Dataset rows for apps and sites
Start of Block

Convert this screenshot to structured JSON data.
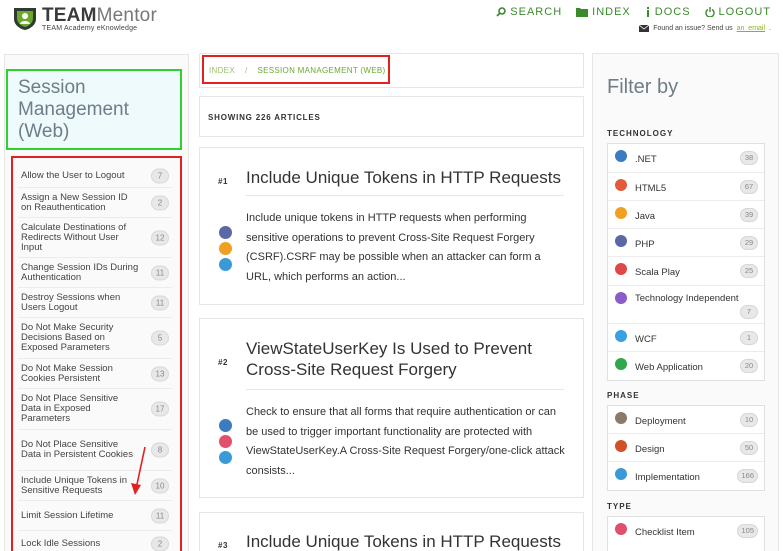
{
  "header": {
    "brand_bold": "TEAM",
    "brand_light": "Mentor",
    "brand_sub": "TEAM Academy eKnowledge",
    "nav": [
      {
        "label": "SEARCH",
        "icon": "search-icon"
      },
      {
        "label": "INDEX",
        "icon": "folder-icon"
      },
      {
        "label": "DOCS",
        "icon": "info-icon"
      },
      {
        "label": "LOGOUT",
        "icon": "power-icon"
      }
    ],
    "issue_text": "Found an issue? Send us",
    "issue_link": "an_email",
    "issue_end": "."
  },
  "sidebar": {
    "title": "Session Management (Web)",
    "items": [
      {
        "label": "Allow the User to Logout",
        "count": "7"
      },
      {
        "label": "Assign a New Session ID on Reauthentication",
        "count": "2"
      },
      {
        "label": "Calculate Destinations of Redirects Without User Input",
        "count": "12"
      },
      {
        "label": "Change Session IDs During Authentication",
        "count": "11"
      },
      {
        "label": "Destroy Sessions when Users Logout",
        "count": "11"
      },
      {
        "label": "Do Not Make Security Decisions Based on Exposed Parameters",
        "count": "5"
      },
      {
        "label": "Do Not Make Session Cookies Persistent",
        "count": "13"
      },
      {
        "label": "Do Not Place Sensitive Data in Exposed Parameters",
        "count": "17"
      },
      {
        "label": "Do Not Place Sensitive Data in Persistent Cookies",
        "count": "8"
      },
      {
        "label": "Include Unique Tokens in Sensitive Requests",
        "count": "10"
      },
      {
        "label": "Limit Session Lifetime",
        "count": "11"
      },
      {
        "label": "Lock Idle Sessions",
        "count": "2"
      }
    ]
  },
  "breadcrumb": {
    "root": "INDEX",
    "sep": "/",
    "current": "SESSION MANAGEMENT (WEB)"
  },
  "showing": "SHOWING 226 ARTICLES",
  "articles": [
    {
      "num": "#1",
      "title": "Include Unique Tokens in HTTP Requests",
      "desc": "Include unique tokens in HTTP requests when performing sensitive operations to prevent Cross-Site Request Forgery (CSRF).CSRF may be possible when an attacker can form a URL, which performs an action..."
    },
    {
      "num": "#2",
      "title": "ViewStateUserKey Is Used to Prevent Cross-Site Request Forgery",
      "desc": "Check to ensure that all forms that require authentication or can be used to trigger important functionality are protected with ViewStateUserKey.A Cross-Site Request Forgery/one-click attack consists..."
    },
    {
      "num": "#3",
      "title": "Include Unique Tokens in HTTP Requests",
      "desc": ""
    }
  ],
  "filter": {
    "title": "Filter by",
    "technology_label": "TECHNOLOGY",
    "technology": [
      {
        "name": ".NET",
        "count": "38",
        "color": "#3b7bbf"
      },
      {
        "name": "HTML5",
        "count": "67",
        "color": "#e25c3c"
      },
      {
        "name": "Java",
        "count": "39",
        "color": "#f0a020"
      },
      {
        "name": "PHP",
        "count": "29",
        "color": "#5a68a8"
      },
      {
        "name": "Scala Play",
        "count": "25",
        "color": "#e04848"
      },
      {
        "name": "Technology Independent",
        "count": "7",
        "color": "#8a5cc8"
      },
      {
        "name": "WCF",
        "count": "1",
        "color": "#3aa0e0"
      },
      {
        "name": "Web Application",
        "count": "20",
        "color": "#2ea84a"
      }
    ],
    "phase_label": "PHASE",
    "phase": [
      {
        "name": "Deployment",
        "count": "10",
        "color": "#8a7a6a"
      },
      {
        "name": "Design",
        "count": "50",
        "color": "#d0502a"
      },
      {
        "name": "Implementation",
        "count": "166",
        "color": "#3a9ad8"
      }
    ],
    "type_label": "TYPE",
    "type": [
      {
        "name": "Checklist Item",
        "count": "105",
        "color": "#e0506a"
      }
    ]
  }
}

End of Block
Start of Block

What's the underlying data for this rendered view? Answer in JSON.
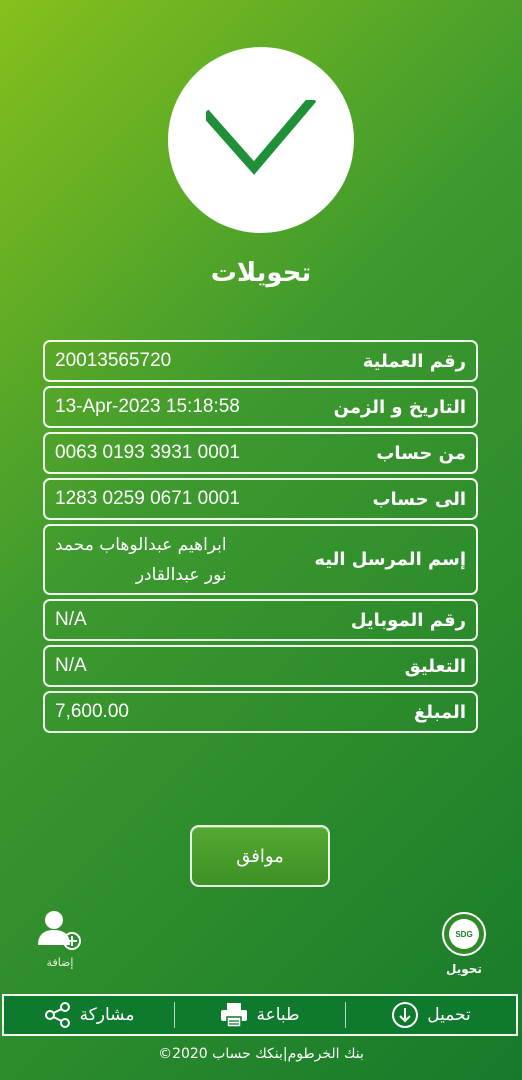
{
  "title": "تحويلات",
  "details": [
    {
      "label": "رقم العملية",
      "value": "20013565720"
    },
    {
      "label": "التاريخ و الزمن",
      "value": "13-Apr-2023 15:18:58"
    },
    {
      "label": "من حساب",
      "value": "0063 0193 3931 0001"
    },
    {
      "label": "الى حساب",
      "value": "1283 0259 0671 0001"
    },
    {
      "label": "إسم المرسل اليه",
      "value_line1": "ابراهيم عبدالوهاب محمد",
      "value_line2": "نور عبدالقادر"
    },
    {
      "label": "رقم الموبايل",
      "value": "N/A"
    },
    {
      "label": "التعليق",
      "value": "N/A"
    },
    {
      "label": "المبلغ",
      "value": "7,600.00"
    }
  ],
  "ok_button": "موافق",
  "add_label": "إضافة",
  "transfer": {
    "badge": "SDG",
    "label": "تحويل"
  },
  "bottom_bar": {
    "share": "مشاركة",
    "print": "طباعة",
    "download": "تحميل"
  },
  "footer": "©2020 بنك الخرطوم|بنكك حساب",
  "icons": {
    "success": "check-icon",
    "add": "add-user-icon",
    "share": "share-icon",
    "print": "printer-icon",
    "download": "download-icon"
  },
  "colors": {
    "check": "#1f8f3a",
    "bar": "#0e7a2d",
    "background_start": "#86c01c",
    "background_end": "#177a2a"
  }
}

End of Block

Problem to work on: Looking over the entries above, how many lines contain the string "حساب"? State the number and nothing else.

Answer for this exercise: 3